• [YOUR INSTRUCTIONS]: What lines of the material hold the string "date"? Pull each of them out.
****************
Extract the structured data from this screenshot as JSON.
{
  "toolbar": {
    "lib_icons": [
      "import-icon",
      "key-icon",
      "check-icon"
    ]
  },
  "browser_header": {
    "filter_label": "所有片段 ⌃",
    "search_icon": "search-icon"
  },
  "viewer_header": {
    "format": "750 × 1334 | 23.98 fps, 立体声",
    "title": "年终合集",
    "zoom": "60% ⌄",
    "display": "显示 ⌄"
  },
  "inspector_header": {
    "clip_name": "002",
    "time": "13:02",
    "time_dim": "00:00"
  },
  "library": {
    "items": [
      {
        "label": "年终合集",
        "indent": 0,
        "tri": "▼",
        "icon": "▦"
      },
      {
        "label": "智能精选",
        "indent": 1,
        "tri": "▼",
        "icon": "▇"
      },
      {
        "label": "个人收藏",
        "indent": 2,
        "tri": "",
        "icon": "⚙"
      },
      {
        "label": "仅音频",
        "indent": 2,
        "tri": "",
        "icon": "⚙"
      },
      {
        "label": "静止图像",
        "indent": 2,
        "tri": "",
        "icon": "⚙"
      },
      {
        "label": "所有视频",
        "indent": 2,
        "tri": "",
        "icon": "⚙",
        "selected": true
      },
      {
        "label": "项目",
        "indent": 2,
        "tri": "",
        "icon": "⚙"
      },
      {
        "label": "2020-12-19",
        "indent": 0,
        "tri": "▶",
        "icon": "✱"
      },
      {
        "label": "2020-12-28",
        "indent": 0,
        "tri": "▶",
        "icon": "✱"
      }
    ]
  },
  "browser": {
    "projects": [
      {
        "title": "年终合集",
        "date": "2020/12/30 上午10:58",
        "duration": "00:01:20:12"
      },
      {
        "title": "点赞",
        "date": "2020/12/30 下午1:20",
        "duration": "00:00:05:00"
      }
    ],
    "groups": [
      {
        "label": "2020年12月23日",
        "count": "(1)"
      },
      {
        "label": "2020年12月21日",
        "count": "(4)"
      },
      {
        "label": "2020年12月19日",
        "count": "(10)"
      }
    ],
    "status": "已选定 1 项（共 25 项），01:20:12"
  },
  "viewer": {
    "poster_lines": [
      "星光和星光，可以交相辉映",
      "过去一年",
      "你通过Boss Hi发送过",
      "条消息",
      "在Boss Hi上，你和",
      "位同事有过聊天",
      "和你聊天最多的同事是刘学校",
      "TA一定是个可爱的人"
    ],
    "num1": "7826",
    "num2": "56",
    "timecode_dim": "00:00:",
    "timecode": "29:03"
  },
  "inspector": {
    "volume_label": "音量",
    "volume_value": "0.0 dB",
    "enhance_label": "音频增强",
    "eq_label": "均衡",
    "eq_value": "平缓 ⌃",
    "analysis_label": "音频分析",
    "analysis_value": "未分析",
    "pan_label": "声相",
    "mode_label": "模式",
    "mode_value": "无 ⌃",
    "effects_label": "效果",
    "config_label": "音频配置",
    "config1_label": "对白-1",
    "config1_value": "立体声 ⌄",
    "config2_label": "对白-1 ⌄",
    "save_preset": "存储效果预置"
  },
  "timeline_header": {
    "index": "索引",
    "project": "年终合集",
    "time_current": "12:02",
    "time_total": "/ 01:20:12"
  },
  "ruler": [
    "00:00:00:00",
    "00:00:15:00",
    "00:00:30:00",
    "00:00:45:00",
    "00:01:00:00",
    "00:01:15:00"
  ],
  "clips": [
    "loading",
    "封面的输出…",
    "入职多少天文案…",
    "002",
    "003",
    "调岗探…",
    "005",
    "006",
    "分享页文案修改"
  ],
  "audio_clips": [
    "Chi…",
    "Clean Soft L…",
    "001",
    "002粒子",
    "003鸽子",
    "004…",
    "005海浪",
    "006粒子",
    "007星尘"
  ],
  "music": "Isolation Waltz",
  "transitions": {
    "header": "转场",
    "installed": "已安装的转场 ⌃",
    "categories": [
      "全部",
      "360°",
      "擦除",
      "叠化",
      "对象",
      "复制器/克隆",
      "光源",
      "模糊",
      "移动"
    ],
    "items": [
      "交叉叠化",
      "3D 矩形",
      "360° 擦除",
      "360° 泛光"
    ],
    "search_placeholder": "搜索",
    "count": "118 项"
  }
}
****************
• [RESPONSE FOR THIS EXERCISE]:
        "date": "2020/12/30 上午10:58",
        "date": "2020/12/30 下午1:20",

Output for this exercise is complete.